The referee was Robert Byrd.
The loss will certainly be a disappointment for entered off five straight wins, including an upset of then-undefeated Ruslan Provodnikov. It shouldn’t hurt him in the eyes of fans and could certainly justify a ranking from one of the major sanctioning bodies.
Alvarado entered rated #11 by the WBA, #9 by the IBF, and #3 by the WBO at 140 lbs. His all-action style will be attractive when he finally gets his crack at some hardware. A shot at Marquez would be more than fair after his last two wins in the division.
The televised opener featured a Jr. Welterweight inching closer to contention. 24-year old Filipino Mercito Gesta (25-0-1, 13 KO), 137, of San Diego, California, scored a knockdown with a body shot in the seventh and ended matters with a right hand in the eighth against 27-year old Oscar Cuero (15-8, 12 KO), 138, of Cartagena, Colombia. Referee Robert Byrd halted matters at 1:38 of round eight.
It was Cuero’s sixth loss in his last eight fights. Gesta entered the bout rated eighth in the world at 140 lbs. by the WBO and seventh in the world at 135 lbs. by the WBA. Gesta looked solid in the ring on Saturday and may be better served in the higher division.
The card was televised in the U.S. as an independent pay-per-view, distributed through HBO, promoted by Top Rank.

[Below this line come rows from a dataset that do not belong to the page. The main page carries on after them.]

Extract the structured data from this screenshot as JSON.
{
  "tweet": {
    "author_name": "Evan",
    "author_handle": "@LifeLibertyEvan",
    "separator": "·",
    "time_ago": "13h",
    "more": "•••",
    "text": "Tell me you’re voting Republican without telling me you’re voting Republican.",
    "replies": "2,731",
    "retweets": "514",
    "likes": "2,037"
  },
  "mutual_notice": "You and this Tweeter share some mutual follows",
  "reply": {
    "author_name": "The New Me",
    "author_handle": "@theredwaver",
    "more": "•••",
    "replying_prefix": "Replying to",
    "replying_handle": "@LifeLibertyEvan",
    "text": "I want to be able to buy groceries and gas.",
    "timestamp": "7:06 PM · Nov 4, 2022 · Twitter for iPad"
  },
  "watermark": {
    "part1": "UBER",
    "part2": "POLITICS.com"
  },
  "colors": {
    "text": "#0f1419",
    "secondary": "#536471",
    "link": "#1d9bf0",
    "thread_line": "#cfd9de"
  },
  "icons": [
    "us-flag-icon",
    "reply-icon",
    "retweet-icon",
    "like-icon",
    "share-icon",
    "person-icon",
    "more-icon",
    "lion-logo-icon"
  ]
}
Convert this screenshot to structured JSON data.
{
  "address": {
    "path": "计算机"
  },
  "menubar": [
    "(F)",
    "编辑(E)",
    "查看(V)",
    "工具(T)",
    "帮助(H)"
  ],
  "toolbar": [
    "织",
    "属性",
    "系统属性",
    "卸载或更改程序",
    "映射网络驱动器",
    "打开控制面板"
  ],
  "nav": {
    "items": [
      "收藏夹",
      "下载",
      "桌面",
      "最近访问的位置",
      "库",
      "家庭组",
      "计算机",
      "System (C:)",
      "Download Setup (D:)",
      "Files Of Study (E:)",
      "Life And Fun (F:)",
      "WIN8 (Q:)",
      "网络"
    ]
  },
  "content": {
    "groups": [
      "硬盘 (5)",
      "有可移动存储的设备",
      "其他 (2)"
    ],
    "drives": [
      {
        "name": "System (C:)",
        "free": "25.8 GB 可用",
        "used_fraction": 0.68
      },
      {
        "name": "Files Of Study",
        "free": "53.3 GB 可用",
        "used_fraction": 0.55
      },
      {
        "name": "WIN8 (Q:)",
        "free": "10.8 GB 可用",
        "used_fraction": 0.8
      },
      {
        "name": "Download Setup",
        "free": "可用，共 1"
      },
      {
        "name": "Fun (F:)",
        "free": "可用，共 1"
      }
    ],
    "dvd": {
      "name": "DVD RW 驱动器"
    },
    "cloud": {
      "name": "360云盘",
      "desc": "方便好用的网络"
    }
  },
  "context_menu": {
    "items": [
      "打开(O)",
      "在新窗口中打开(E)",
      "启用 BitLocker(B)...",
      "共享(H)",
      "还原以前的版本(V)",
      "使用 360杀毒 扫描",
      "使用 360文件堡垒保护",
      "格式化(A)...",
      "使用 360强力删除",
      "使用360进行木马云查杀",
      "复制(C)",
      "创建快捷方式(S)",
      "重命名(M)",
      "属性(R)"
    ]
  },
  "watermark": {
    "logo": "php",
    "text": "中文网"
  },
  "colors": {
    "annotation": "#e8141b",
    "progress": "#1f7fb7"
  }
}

Cliff Rold is a member of the Ring Magazine Ratings Advisory Panel, the Yahoo Pound for Pound voting panel, and the Boxing Writers Association of America. He can be reached at email@example.com